Working data section start
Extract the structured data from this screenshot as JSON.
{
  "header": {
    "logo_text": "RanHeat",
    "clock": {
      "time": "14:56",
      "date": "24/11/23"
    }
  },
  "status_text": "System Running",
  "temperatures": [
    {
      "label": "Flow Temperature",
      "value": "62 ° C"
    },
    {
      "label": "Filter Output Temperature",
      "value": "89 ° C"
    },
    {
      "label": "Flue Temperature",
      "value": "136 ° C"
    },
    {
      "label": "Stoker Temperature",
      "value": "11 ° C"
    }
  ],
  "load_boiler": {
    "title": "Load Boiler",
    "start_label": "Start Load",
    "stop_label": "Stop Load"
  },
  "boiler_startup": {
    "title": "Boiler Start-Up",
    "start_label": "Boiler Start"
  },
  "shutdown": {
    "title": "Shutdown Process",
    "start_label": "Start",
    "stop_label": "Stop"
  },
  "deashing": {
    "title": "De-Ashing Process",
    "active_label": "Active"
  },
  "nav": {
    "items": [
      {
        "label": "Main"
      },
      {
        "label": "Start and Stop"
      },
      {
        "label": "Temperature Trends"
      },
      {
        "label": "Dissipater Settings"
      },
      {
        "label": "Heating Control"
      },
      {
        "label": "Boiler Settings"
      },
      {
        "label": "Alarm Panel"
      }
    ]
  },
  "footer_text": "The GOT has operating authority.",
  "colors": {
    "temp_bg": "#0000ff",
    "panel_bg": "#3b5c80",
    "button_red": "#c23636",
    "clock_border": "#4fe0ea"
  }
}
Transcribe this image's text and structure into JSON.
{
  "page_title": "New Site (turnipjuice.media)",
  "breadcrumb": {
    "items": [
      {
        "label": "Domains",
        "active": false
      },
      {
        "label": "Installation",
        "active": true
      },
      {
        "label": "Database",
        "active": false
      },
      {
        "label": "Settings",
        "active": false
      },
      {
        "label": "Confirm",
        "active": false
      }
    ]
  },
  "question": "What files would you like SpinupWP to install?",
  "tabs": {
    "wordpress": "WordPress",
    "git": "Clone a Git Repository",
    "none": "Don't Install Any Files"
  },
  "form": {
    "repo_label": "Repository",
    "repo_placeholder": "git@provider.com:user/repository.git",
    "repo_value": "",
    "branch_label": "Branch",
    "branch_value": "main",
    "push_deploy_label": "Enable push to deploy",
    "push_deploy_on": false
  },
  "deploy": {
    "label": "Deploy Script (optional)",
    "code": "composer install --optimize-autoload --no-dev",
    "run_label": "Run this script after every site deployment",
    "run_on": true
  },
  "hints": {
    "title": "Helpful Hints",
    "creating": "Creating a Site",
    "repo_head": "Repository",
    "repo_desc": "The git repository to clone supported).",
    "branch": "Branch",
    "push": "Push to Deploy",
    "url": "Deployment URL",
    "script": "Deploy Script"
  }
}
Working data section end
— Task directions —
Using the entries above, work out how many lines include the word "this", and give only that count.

— Answer for the task —
3